» **EXERCISE PROMPT**
Please give the entries below again exactly, omitting every picture.

» **DATA TO USE**

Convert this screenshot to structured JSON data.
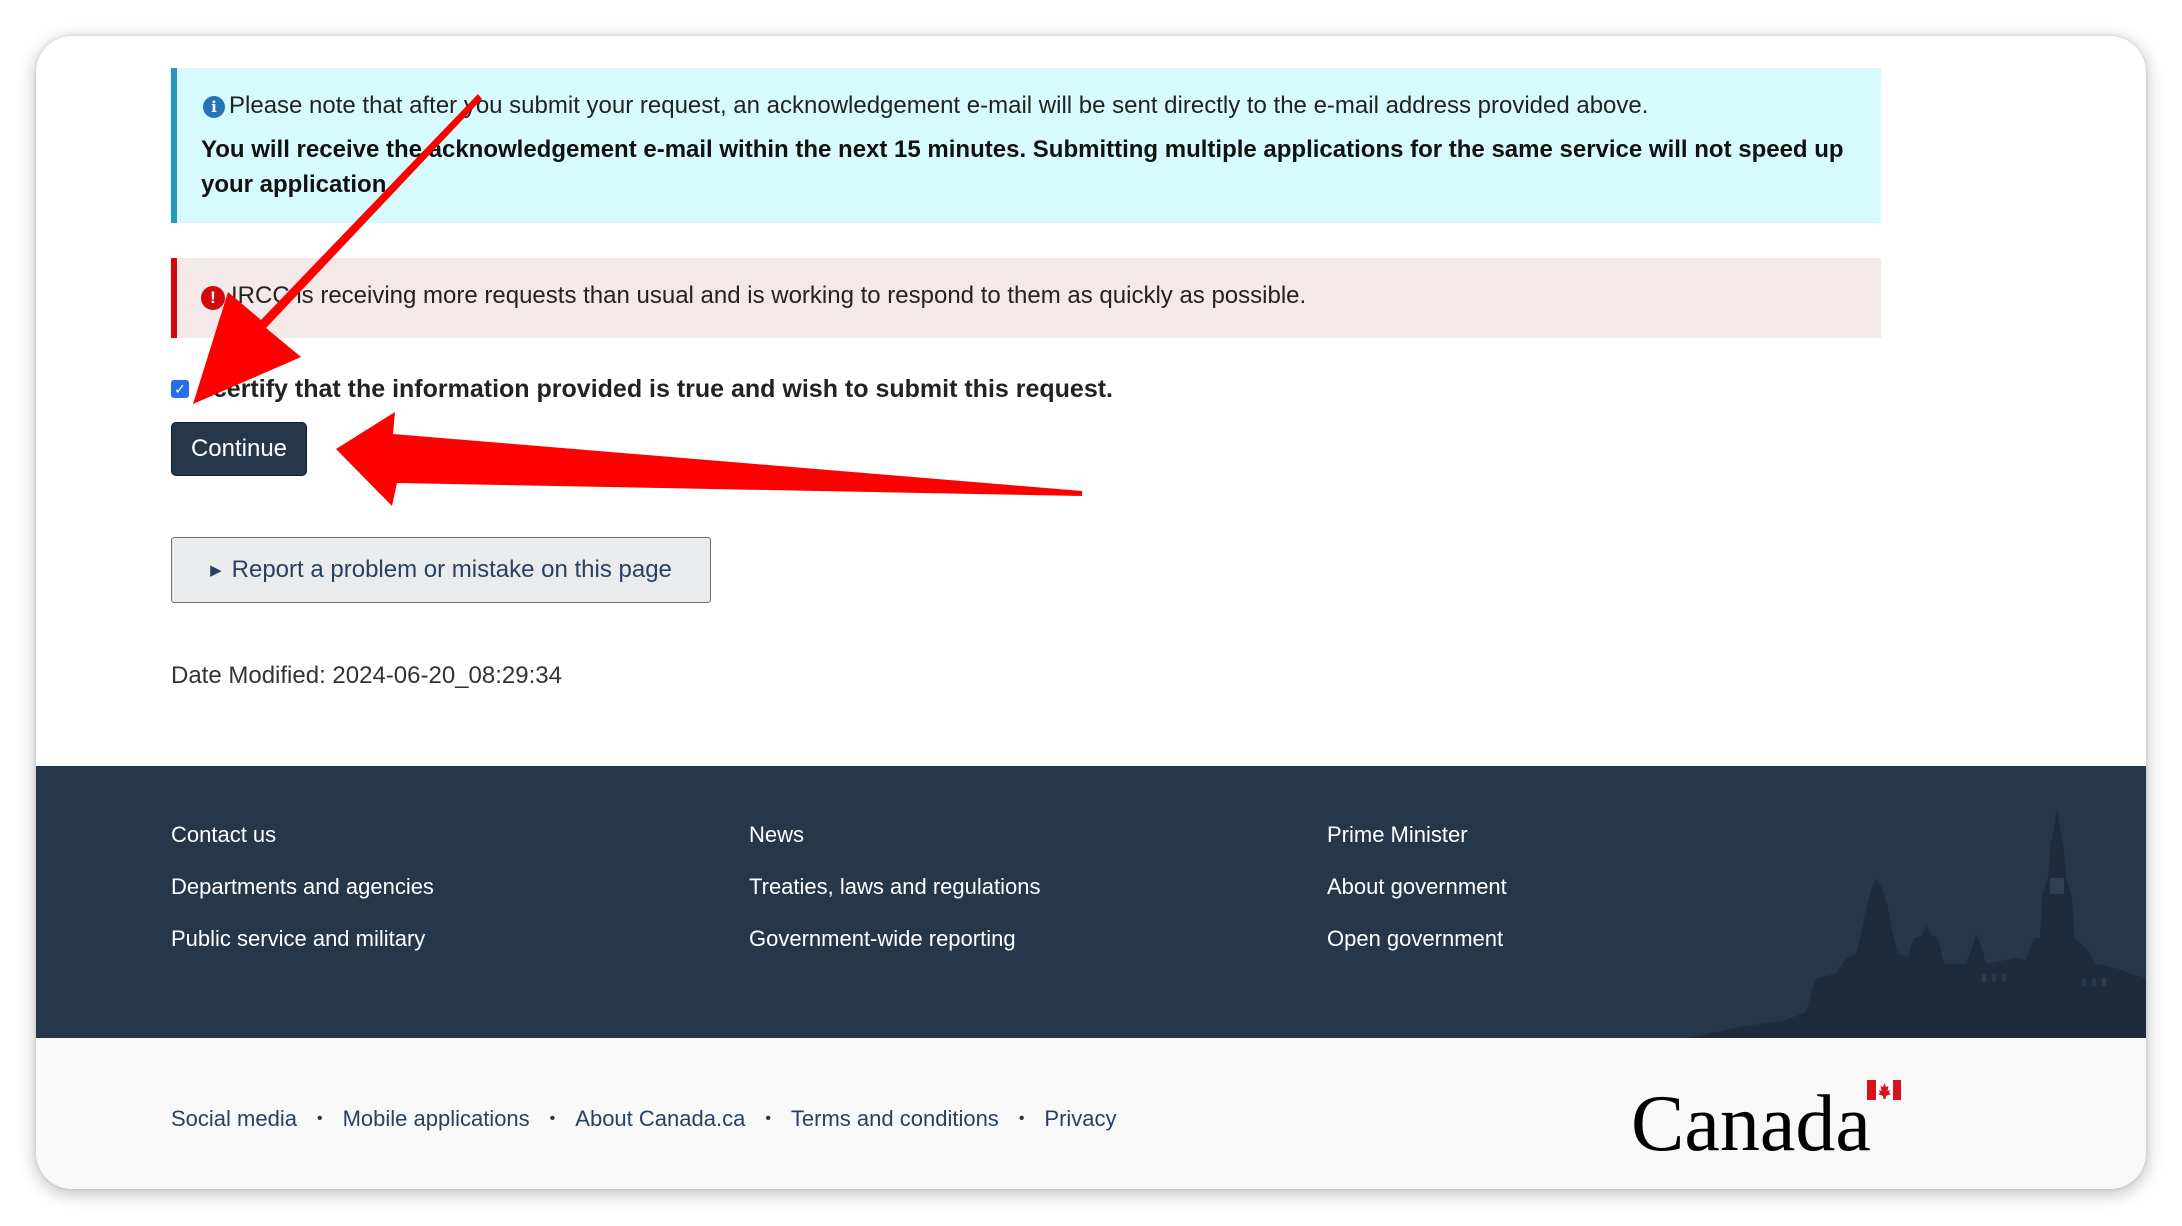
{
  "info_alert": {
    "icon": "info-icon",
    "line1": "Please note that after you submit your request, an acknowledgement e-mail will be sent directly to the e-mail address provided above.",
    "line2": "You will receive the acknowledgement e-mail within the next 15 minutes. Submitting multiple applications for the same service will not speed up your application."
  },
  "warning_alert": {
    "icon": "exclamation-icon",
    "text": "IRCC is receiving more requests than usual and is working to respond to them as quickly as possible."
  },
  "certify": {
    "checked": true,
    "label": "I certify that the information provided is true and wish to submit this request."
  },
  "continue_label": "Continue",
  "report_label": "Report a problem or mistake on this page",
  "date_modified": "Date Modified: 2024-06-20_08:29:34",
  "footer": {
    "col1": [
      "Contact us",
      "Departments and agencies",
      "Public service and military"
    ],
    "col2": [
      "News",
      "Treaties, laws and regulations",
      "Government-wide reporting"
    ],
    "col3": [
      "Prime Minister",
      "About government",
      "Open government"
    ]
  },
  "sub_footer": {
    "links": [
      "Social media",
      "Mobile applications",
      "About Canada.ca",
      "Terms and conditions",
      "Privacy"
    ],
    "wordmark": "Canada"
  },
  "colors": {
    "primary": "#26374a",
    "info_bg": "#d7faff",
    "warn_bg": "#f3e9e8",
    "annotation_arrow": "#ff0000"
  }
}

» **FINISHED TASK**
Convert this screenshot to structured JSON data.
{
  "info_alert": {
    "icon": "info-icon",
    "line1": "Please note that after you submit your request, an acknowledgement e-mail will be sent directly to the e-mail address provided above.",
    "line2": "You will receive the acknowledgement e-mail within the next 15 minutes. Submitting multiple applications for the same service will not speed up your application."
  },
  "warning_alert": {
    "icon": "exclamation-icon",
    "text": "IRCC is receiving more requests than usual and is working to respond to them as quickly as possible."
  },
  "certify": {
    "checked": true,
    "label": "I certify that the information provided is true and wish to submit this request."
  },
  "continue_label": "Continue",
  "report_label": "Report a problem or mistake on this page",
  "date_modified": "Date Modified: 2024-06-20_08:29:34",
  "footer": {
    "col1": [
      "Contact us",
      "Departments and agencies",
      "Public service and military"
    ],
    "col2": [
      "News",
      "Treaties, laws and regulations",
      "Government-wide reporting"
    ],
    "col3": [
      "Prime Minister",
      "About government",
      "Open government"
    ]
  },
  "sub_footer": {
    "links": [
      "Social media",
      "Mobile applications",
      "About Canada.ca",
      "Terms and conditions",
      "Privacy"
    ],
    "wordmark": "Canada"
  },
  "colors": {
    "primary": "#26374a",
    "info_bg": "#d7faff",
    "warn_bg": "#f3e9e8",
    "annotation_arrow": "#ff0000"
  }
}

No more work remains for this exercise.